__What to work on__: Listed below are entries; give the number of lines among them that include "from", and only that number.
** Opening Available data block **
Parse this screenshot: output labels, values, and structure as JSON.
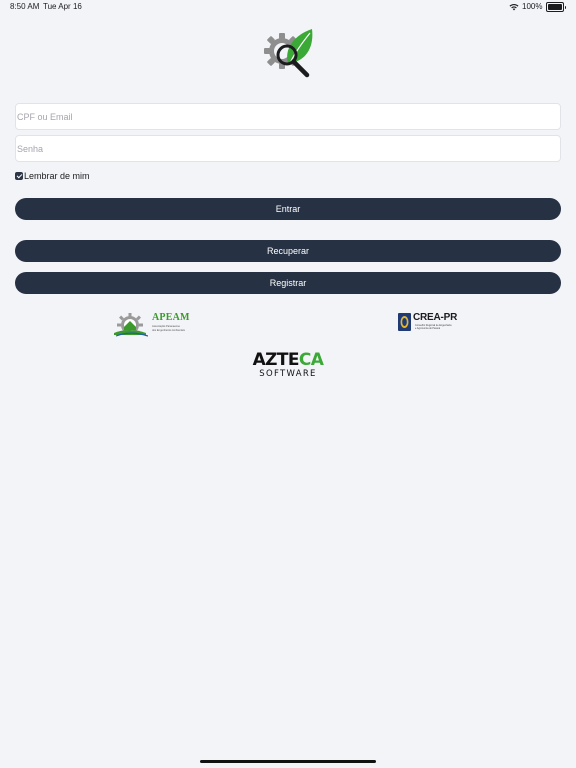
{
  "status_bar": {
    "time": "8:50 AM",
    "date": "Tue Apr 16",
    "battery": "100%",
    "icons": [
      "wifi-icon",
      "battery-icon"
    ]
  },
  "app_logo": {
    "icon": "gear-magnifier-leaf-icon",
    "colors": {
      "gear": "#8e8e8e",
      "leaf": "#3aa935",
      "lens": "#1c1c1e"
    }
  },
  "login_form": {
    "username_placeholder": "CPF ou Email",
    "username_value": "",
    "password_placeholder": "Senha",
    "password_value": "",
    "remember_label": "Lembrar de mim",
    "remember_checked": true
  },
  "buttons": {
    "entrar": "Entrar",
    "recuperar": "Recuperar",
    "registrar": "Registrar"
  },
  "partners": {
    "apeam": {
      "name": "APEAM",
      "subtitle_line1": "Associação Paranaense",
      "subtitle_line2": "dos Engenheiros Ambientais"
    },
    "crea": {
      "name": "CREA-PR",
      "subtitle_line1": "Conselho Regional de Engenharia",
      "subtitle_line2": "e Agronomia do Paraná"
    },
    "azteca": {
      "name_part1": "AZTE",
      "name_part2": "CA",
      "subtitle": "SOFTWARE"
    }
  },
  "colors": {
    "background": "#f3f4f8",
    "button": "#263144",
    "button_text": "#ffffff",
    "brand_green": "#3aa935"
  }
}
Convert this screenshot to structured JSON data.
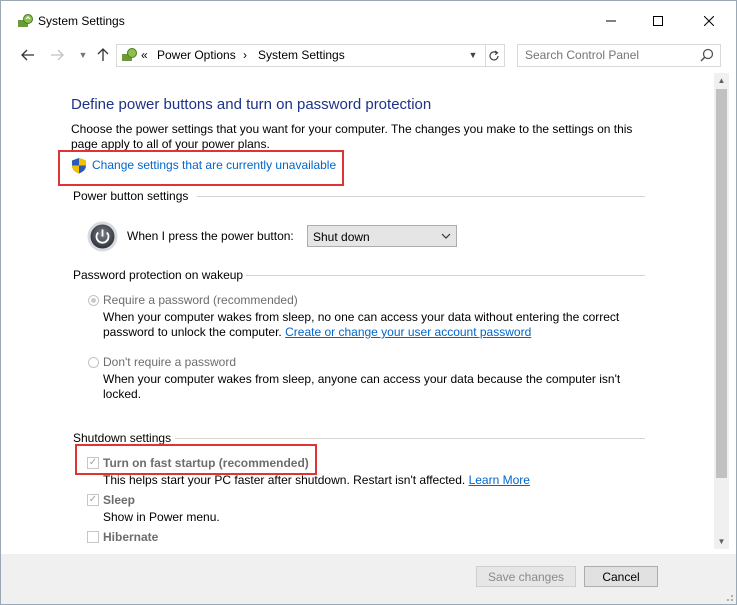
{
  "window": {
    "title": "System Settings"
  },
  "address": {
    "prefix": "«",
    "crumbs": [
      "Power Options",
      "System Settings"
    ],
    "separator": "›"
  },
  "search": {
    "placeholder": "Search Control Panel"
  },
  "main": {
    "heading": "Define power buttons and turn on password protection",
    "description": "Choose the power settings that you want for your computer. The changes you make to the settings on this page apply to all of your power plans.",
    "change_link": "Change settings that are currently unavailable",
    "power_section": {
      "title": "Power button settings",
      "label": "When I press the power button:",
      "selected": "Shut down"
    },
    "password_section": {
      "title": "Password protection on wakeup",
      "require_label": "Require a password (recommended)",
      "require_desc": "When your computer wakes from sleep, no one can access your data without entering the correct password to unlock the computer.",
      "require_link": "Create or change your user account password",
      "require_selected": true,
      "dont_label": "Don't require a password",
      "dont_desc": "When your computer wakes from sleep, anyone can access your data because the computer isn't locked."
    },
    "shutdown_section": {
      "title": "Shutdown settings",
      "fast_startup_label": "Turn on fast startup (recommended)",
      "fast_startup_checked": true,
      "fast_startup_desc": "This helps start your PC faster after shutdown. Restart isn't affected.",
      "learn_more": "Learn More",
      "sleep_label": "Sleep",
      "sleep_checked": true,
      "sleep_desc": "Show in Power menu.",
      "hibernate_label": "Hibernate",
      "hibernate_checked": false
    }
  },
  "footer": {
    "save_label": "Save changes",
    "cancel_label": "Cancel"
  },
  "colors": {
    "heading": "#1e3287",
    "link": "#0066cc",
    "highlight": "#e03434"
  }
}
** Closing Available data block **
__Solution__: 2